Pitfalls to avoid
- Trying to retrospectively synchronise two different strike prices as these are set by different processes (IRS and HMRC). This can become a painful issue and if companies synchronise valuations at the point of setting up the US entity this avoids a lot of complexity further down the line;
- If it is deemed that the strike price was wrong when shares were issued to employees, the tax implication will need to be deal with by the employee not the company. An example is given here towards the bottom of the article;
- Think carefully about the impact of conducting 409a in-house rather than using a valuation expert in terms of where the burden of proof lies;
- Not having understood the tax impact of an employee looking to exercise an option grant; and

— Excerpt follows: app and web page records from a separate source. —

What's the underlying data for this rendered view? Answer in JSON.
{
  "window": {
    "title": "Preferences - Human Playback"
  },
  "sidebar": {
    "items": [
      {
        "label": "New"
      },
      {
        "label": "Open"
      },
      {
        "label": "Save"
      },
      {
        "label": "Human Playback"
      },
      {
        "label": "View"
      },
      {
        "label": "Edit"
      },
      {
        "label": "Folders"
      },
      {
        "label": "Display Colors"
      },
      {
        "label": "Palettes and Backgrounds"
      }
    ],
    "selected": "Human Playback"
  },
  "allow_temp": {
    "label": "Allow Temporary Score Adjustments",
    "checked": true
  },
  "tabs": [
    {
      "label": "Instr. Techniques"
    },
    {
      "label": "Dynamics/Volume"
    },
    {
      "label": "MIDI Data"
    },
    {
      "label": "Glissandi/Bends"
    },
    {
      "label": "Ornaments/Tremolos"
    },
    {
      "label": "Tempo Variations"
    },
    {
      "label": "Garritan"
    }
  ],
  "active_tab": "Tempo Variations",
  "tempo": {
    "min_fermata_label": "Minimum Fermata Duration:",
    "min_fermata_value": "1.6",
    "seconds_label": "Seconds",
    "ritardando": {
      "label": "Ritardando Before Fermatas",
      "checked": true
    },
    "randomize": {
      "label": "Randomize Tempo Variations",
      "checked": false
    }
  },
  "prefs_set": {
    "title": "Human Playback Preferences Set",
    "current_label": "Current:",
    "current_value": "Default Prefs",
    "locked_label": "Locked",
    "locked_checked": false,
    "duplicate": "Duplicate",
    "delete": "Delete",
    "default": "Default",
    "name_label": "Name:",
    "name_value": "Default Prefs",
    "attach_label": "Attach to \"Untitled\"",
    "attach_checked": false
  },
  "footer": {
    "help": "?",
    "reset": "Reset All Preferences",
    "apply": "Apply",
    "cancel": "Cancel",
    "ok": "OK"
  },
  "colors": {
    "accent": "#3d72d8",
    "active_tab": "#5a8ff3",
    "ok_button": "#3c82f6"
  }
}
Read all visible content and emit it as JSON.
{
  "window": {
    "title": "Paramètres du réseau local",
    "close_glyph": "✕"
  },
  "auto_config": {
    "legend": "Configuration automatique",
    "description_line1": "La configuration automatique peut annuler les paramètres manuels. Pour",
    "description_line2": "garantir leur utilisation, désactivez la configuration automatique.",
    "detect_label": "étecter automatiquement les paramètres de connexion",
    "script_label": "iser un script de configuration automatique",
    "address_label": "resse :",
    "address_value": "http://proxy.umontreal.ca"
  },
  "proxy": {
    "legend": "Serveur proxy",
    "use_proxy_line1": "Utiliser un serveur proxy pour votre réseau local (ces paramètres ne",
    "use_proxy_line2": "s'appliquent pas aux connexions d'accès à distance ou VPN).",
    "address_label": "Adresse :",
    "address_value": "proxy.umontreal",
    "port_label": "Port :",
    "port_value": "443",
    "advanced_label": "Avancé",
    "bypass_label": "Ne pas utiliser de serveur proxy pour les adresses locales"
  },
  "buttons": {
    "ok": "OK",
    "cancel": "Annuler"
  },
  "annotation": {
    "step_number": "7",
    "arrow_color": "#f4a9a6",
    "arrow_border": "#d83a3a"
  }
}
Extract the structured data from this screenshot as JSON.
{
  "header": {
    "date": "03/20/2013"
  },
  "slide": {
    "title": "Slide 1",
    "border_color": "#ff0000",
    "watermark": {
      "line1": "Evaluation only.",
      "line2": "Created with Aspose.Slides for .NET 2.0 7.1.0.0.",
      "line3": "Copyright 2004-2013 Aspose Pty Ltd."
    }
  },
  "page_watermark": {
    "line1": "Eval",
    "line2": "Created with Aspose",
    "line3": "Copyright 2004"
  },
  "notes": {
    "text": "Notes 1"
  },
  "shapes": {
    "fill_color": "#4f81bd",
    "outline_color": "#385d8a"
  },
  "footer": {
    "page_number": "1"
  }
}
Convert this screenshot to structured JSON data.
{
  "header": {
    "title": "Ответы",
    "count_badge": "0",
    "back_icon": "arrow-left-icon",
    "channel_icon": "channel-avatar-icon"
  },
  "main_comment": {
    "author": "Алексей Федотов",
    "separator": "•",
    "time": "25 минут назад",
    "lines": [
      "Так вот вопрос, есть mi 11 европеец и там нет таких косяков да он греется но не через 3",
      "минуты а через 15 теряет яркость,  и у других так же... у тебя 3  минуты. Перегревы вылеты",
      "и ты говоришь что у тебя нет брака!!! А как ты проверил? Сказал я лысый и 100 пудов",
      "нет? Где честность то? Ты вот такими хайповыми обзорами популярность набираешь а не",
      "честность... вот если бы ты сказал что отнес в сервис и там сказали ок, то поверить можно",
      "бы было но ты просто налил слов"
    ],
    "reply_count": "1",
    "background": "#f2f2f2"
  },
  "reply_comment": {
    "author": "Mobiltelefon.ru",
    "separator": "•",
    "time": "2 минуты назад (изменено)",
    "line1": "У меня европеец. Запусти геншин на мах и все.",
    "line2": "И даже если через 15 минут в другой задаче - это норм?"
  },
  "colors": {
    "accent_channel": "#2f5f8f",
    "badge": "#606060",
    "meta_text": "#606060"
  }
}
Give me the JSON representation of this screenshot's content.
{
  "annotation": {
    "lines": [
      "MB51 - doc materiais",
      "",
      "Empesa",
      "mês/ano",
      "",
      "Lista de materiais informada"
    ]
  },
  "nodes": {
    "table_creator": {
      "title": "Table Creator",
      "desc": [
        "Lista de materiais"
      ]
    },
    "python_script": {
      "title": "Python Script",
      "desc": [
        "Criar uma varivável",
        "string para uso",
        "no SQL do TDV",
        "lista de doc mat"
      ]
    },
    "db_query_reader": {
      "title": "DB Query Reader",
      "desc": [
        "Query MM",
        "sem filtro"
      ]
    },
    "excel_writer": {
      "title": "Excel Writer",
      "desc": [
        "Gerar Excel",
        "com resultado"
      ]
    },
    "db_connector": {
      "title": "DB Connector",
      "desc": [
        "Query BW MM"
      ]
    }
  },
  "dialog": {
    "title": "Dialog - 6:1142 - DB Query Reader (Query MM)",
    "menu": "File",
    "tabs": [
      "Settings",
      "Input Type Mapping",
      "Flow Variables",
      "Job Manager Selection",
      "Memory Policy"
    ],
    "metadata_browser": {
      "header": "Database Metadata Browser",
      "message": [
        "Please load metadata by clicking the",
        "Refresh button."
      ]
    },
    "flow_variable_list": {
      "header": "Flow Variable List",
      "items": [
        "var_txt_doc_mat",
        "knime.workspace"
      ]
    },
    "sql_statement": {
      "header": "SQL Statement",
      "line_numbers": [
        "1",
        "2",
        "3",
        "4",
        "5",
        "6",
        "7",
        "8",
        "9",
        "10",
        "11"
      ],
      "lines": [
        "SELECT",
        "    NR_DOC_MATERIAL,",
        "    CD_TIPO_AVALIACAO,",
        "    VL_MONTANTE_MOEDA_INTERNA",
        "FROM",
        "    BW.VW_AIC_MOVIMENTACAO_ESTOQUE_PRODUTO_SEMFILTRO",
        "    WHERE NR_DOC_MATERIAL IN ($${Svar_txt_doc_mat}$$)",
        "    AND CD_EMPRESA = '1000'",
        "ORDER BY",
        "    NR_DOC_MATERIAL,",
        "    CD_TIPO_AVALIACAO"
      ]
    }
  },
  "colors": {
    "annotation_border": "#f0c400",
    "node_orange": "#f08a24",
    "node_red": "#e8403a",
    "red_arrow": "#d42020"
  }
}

- Understanding the relationship between UK and US option plans and ensuring that the pricing remains equal and culturally acceptable in each location.
Where to go next
- Great Article on ISO and tax from the Y Combinator forum;
- Very simple infographic on 409a valuations and relationship between the strike price of Ordinary and Preference shares;
- How Pinterest enabled employees to exercise options they had earned upto 7 years after leaving;
- Some great principles from Andy Rachleff on the Wealthfront equity plan — link;
- Difference between ISO and NSO — link;
- Fred Wilson Blog on Strike price — Link;
- The Wealthfront Equity plan presentation; and
- Guidance on how much equity to give advisors and template engagement docs put together by the Founders Institute and Orrick.
Setting up and maintaining an option plan typically involves input from lawyers, accountants and valuation experts. We have worked closely with the following people:
The following lawyers:
The following tax specialists and accountants;
The following valuations experts;
Thanks to Dan at Iovox, Daniel Glazer at Wilson Sonsini and Tony from Valuation Solutions for helping share your knowledge and experience on this topic.
This blog and those in this series are aimed at helping entrepreneurs learn about the US market, what it takes to start here, and ultimately what it takes to succeed here. Many of the topics (if not all) are complex and it is best to view these blogs as a basic introduction from which you the entrepreneur must triangulate to your own specific set of circumstances — and invariably it will be sensible and appropriate to seek third party professional advice.